He said the best way to meet that growing demand will be to develop new generation, including new power from renewable energy sources.
The cooperative is also encouraging more efficient energy use and conservation. It is currently in the midst of installing an automatic meter infrastructure that will provide better system-wide control over electric usage.
Johnson said small wind generation is not a major problem for REA’s when the number of generators is small. There are currently only a couple of small wind electric generators on the Renville-Sibley system right now, Jeremiason said.
The problems come as the number of small wind generators increase, especially since some of the greatest interest is occurring on the smaller, and most rural REAs, Johnson explained.

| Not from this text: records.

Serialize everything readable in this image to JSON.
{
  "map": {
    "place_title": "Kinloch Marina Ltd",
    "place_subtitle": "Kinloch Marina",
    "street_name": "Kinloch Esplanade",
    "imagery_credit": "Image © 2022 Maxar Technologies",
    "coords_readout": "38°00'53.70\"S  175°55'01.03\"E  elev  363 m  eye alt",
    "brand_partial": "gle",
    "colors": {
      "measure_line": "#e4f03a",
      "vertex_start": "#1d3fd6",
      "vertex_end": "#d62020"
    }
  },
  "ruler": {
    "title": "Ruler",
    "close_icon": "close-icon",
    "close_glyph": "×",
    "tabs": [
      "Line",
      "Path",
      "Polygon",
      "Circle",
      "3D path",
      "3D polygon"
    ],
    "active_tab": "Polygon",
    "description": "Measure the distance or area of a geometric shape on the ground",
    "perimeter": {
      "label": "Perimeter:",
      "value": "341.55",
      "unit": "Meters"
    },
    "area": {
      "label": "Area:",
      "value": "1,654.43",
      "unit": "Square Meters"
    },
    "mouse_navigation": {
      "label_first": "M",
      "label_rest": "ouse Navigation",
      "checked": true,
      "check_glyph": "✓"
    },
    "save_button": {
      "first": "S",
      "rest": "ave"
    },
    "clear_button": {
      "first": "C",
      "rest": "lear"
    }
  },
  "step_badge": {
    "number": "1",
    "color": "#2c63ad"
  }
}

There are benefits to local REAs when farmers are producing power from wind, others at the conference noted. The local wind power can be counted towards the local REA’s obligation to meet the state’s renewable energy standard.
And, small wind systems represent added generation capacity to the system that requires no outlay of capital by the REA.
Wind power proponents at the conference also noted that currently, there are not enough small wind generators in the countryside to create a significant issue for most rural cooperatives. There are currently only a couple of small wind electric generators on the Renville-Sibley system right now, Jeremiason said.
Johnson said REAs are concerned that growing interest in small wind generation will lead to large numbers of generators on systems. That’s especially a concern for some of the smaller, and more rural REAs where wind resource and interest is also the greatest, he explained.
So far, this region has not seen any significant problems. Kandiyohi Power Cooperative has won kudos from small wind developers for its willingness to accommodate them. Dan Tepfer, with the Kandiyohi Power Cooperative, said the system currently has six small wind and two solar power contributors on the system. They represent at most a “miniscule’’ cost towards the system and do not challenge it, he said.
While many farmers are becoming interested in supplying electricity to their local distribution system, only a few are willing to pay a premium for the opportunity to use wind-produced electricity. Jeremiason said Renville — Sibley Cooperative offers its customers the opportunity to buy green electricity at a cost of $1 per 100 kilowatt hours block of power.
To date, only five of the cooperative’s 1,956 members have signed up.